Looks like Facebook is turning that top space in your News Feed into something a little more useful than “It’s spring time!” or “Have a nice day!” In a blog post, the company said it will be adding alert to an “educational tool” when users log onto the service, which will provide tips for spotting fake news. Clicking this leads you to a Help Center page that lays out things to think about when considering whether what you’re reading is truthful.
The tips range from vague advice like “think critically” and “be skeptical,” to more actionable items such as “look closely at the URL” and “check the author’s sources.” None of the tips advised against getting your daily source of news from old high school friends who appear to only exist on social networks.
The new feature appears to be a nice gesture, but also relies heavily on users to do their own due diligence. Unless the link to the guide is sitting next to an article that could be considered suspicious, I’m not sure how many users who weren’t already aware to be skeptical will think to remember those tips.

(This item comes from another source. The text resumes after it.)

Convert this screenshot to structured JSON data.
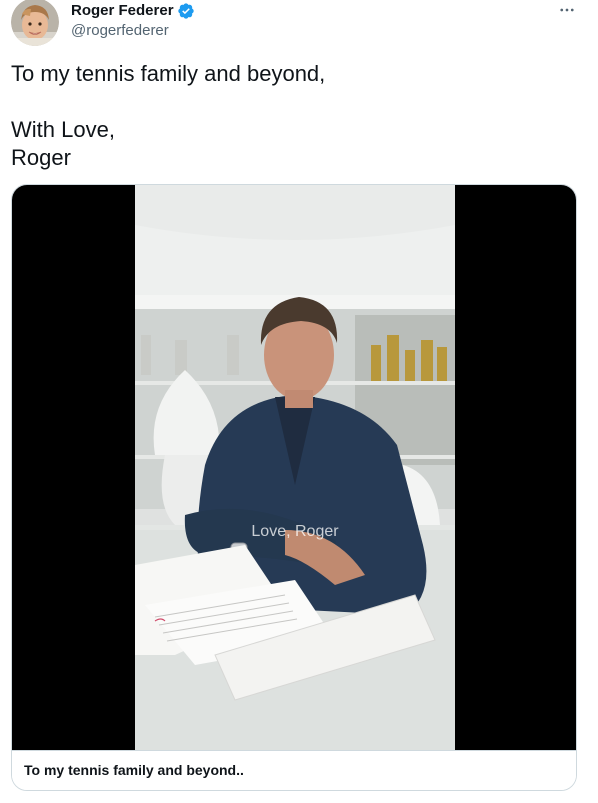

For its part, Facebook does appear to be actively combating the spread of fake news on its platform. It has partnered with third-party fact-checkers in France and Germany, among other locations, to filter misleading content, and said it would be open to paying fact-checkers. It also recently launched the option for users to flag fake news to help algorithms down-rank it from the News Feed, but again, this demands help from the users themselves.
The new fake news guide is rolling out to users in 14 countries, though Facebook did not specifically name which. The feature appears to be part of a PSA series the company said it would be doing in partnership with the News Literacy Project.